Before the Ford Transit debut, the UK’s premier light commercial was arguably the Bedford CA. When it launched in March 1952, it was the most advanced van in its class and for the next 20 years would dominate British roads. A Bedford might serve as a minibus for a thrilling school outing to the local shoe polish factory, deliver your milk in the morning and your Evening Standard on the way home from work.
Many of them served as ambulances and Carry On Nurse (one of the best of the series) opens with Fred Griffiths at the wheel of a CAZ, its bell frantically ringing. Then, for those off-duty hours, there were any number of Tonibell ice cream vans or maybe a Bedford camper for a wet weekend on the coast. Several readers will have been overtaken by a CA bakers’ or laundry van where the slide doors open so that the be-quiffed driver could issue some unofficial hand signals to other road users.
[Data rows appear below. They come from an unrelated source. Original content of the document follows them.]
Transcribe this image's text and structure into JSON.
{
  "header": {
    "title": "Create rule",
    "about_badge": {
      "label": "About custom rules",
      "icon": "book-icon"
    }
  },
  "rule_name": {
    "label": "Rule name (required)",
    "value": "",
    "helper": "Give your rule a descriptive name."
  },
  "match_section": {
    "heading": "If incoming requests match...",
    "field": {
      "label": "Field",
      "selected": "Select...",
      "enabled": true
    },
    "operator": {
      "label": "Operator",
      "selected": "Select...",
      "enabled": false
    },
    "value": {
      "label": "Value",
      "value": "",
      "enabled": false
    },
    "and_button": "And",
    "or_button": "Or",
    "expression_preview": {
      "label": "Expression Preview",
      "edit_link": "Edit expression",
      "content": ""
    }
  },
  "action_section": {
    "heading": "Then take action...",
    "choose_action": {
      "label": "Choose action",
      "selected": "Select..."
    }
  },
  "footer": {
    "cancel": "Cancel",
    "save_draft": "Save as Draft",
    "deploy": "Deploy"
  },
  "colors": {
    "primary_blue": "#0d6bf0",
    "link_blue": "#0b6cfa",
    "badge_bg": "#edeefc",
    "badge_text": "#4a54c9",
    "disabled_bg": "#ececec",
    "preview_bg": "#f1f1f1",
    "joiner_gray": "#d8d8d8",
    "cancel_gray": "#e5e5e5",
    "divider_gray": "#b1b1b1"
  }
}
Bedford sold around 370,000 CAs over 17 years but their numbers began to markedly diminish during the latter half of the 1970s. However, in their heyday, they were the UK’s premier light commercial and you only have to look at almost any photograph of British roads during the 1950s to see how modern the CA looked in comparison with many of its contemporaries. The semi-forward control layout and independent front suspension were notable features while the three-speed steering column gear change was as easy to operate as that of any Vauxhall car. The Bedford also handled well by the standards of the day and the engine, from the E-Type Wyvern saloon, was very straightforward to maintain.
The CA was sold in van or chassis/cowl form for coachbuilders and the many and various conversions by Martin Walter of Folkestone deserve a section in their own right. The Bedford’s durability meant that it was a very popular vehicle with ambulance services across the country and a 1959 article in Commercial Motor gives an idea of what a CA had to endure – ‘Petrol engines are found to have a life of 80,000 miles and are decarbonized every 20,000 miles. Clutches and steering mechanism require replacing after 70,000 miles, brake facings after 30,000 miles, and road springs after 60,000 miles.’
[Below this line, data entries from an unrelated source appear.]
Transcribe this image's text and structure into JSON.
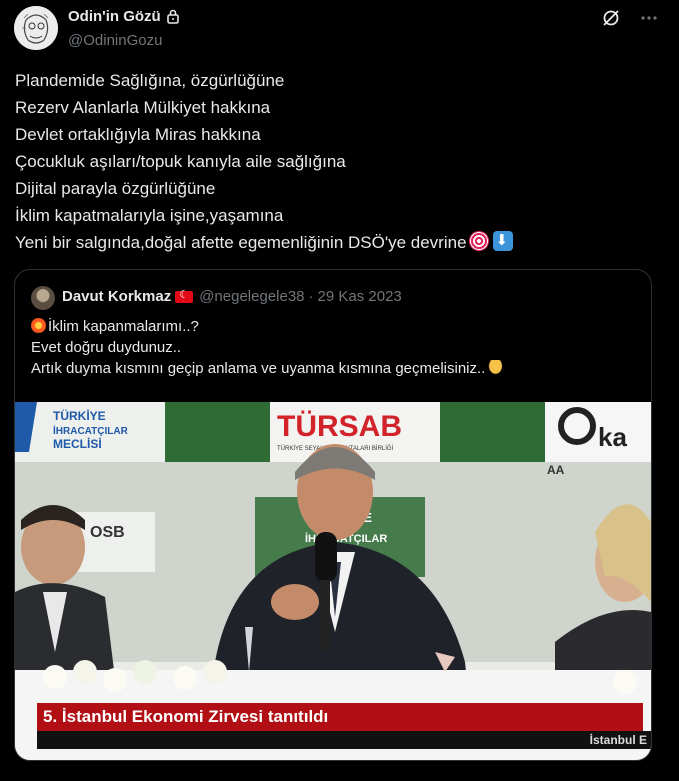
{
  "tweet": {
    "display_name": "Odin'in Gözü",
    "handle": "@OdininGozu",
    "lines": [
      "Plandemide Sağlığına, özgürlüğüne",
      "Rezerv Alanlarla Mülkiyet hakkına",
      "Devlet ortaklığıyla Miras hakkına",
      "Çocukluk aşıları/topuk kanıyla aile sağlığına",
      "Dijital parayla özgürlüğüne",
      "İklim kapatmalarıyla işine,yaşamına",
      "Yeni bir salgında,doğal afette egemenliğinin DSÖ'ye devrine"
    ],
    "icons": [
      "lock-icon",
      "grok-icon",
      "more-icon",
      "direct-hit-emoji",
      "down-arrow-emoji"
    ]
  },
  "quote": {
    "display_name": "Davut Korkmaz",
    "handle": "@negelegele38",
    "separator": "·",
    "date": "29 Kas 2023",
    "lines": [
      "İklim kapanmalarımı..?",
      "Evet doğru duydunuz..",
      "Artık duyma kısmını geçip anlama ve uyanma kısmına geçmelisiniz.."
    ],
    "icons": [
      "turkey-flag-emoji",
      "collision-emoji",
      "backhand-down-emoji"
    ]
  },
  "video": {
    "banner_left": "TÜRKİYE\nİHRACATÇILAR\nMECLİSİ",
    "banner_center": "TÜRSAB",
    "banner_center_sub": "TÜRKİYE SEYAHAT ACENTALARI BİRLİĞİ",
    "banner_right": "ka",
    "ticker": "5. İstanbul Ekonomi Zirvesi tanıtıldı",
    "ticker_sub": "İstanbul E",
    "colors": {
      "ticker_bg": "#b10f14",
      "banner_green": "#2e6b35",
      "tursab_red": "#d2232a"
    }
  }
}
Over the years, Bedford gave a facelift to the CA. The split windshield was replaced with a single pane and it now offered a choice of wheelbases, petrol or diesel engines and the option of a four-speed transmission. However, the launch of the Transit in October 1965 galvanised Luton into creating a replacement model; the story goes that management was expecting the new Ford van to be an updated version of the Thames 400E but the reality largely took them by surprise.
The CA was replaced by the CF in October 1969 and in recent years the Bedford that was ‘Britain’s best-selling Van – and no wonder!’ has achieved literary and indeed cinematic immortality thanks to Alan Bennett’s The Lady in the Van. As for my favourite Bedford memory, it must be the 1961 comedy A Weekend with Lulu. Not because this justifiably forgotten Bob Monkhouse/Leslie Phillips is a lost classic (trust me, it is not) but the opening scene does feature a CA accompanied by some exceptionally hip 1960s jazz - far out daddio!